I think there are a lot of great online courses out there, but for me the proof that Skillshare is great is the fact that skills I learned on on it, from zero, are the same skills I’m now using to consult for tech companies.
8. Fits the real world
I talk a lot about education on this website. It’s dedicated to building a career, even with a degree you can’t use. I think Skillshare fits with the reality of how the world actually operates. Very few employers care where you went to school or what degree you have. In many cases, a degree is simply used as a cut off to shrink the applicant pool.
But they do care what you can do for them, what problems you can solve.
And this is why skillshare has proved to be more valuable than my 15 years of University combined. Because it taught me things I could actually use.
9. Builds your portfolio
Okay, I’m almost done raving about Skillshare. But the final thing I should say is that when you take the courses, many of them will give you real world outputs that you can put in a portfolio. To show a boss or potential client that you can actually do the work. This is super valuable, so keep all your projects.
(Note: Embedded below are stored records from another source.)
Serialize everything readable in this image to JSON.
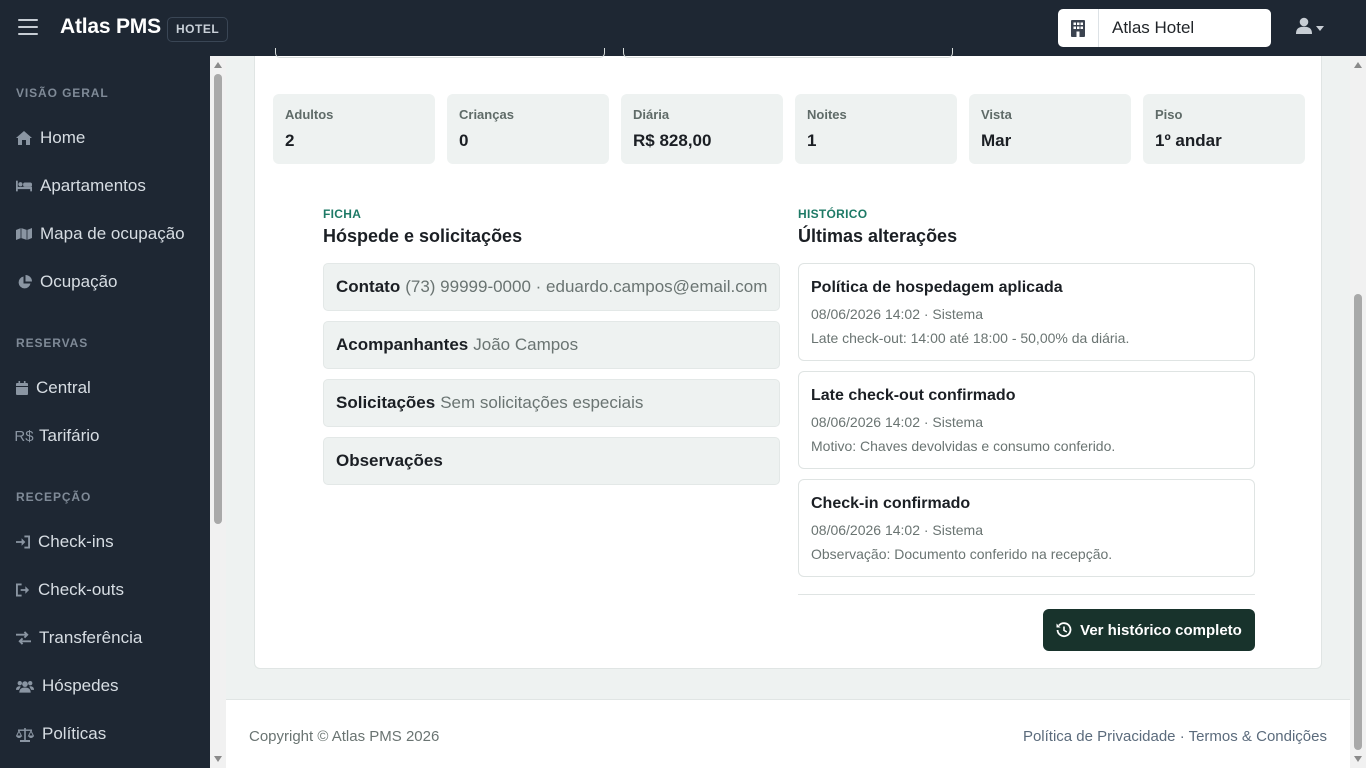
{
  "topbar": {
    "brand": "Atlas PMS",
    "badge": "HOTEL",
    "hotel_select": "Atlas Hotel"
  },
  "sidebar": {
    "sections": [
      {
        "title": "VISÃO GERAL",
        "items": [
          {
            "label": "Home",
            "icon": "home-icon"
          },
          {
            "label": "Apartamentos",
            "icon": "bed-icon"
          },
          {
            "label": "Mapa de ocupação",
            "icon": "map-icon"
          },
          {
            "label": "Ocupação",
            "icon": "pie-chart-icon"
          }
        ]
      },
      {
        "title": "RESERVAS",
        "items": [
          {
            "label": "Central",
            "icon": "calendar-icon"
          },
          {
            "label": "Tarifário",
            "icon": "currency-icon",
            "icon_text": "R$"
          }
        ]
      },
      {
        "title": "RECEPÇÃO",
        "items": [
          {
            "label": "Check-ins",
            "icon": "sign-in-icon"
          },
          {
            "label": "Check-outs",
            "icon": "sign-out-icon"
          },
          {
            "label": "Transferência",
            "icon": "transfer-icon"
          },
          {
            "label": "Hóspedes",
            "icon": "users-icon"
          },
          {
            "label": "Políticas",
            "icon": "scale-icon"
          }
        ]
      }
    ]
  },
  "stats": [
    {
      "label": "Adultos",
      "value": "2"
    },
    {
      "label": "Crianças",
      "value": "0"
    },
    {
      "label": "Diária",
      "value": "R$ 828,00"
    },
    {
      "label": "Noites",
      "value": "1"
    },
    {
      "label": "Vista",
      "value": "Mar"
    },
    {
      "label": "Piso",
      "value": "1º andar"
    }
  ],
  "ficha": {
    "kicker": "FICHA",
    "title": "Hóspede e solicitações",
    "rows": [
      {
        "label": "Contato",
        "value": "(73) 99999-0000 · eduardo.campos@email.com"
      },
      {
        "label": "Acompanhantes",
        "value": "João Campos"
      },
      {
        "label": "Solicitações",
        "value": "Sem solicitações especiais"
      },
      {
        "label": "Observações",
        "value": ""
      }
    ]
  },
  "historico": {
    "kicker": "HISTÓRICO",
    "title": "Últimas alterações",
    "entries": [
      {
        "title": "Política de hospedagem aplicada",
        "meta": "08/06/2026 14:02 · Sistema",
        "detail": "Late check-out: 14:00 até 18:00 - 50,00% da diária."
      },
      {
        "title": "Late check-out confirmado",
        "meta": "08/06/2026 14:02 · Sistema",
        "detail": "Motivo: Chaves devolvidas e consumo conferido."
      },
      {
        "title": "Check-in confirmado",
        "meta": "08/06/2026 14:02 · Sistema",
        "detail": "Observação: Documento conferido na recepção."
      }
    ],
    "button": "Ver histórico completo"
  },
  "footer": {
    "copyright": "Copyright © Atlas PMS 2026",
    "privacy": "Política de Privacidade",
    "separator": " · ",
    "terms": "Termos & Condições"
  },
  "colors": {
    "navbar": "#1e2733",
    "accent": "#1e7a66",
    "button": "#18332c"
  }
}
Top Skillshare cons
1. Some crappy instructors
While Skillshare has a great selection of high-quality instructors, there are definitely some bad ones out there too. It’s important to do your research before signing up for a course. Make sure the instructor has good reviews and ratings. Don’t just take someone’s word for it. Ask around and read through the comments. Also, if you notice that people keep posting negative reviews about an instructor, chances are their course sucks.
Obviously, I don’t care when I hit a bad course, because I pay the membership always so I just jump to the next one. In a way, I think this is actually a plug for a membership site like Skillshare. Because if you bought an individual course and hated it, you would have to try to get your money back. In this case, you just jump to the next course.
Some people might get a bit annoyed if they signed up specifically for a course and don’t like it. But even then, you can try it for a week. So who cares if there are crappy instructors on there? There are also world-class instructors you won’t find anywhere else.
2. Better in certain topics
When we started using Skillshare, it was for the design courses. You can find courses in almost anything, but it was really started as a place for creatives, and that’s still where it shines. I’ve tried taking a few business courses on Skillshare, and they were okay, but not amazing. So I think it’s an important to do a bit of searching to make sure Skillshare is strong in the types of courses you want.
3. Certificates are useless
This isn’t so much a knock on Skillshare, because I think most online course certificates are useless.
Employers don’t usually care if you took an online course, unlike a college or university degree. However, they do care a lot about what you learned in the course, and how well you apply it. So I would forget about printing out a course certificate, and instead build a portfolio to show what you can actually do with it.
So is skillshare worth it?
God yes. 100%. I will make at least $150k this year with the stuff I learned on Skillshare . You can read more in my full review: Is Skillshare worth it?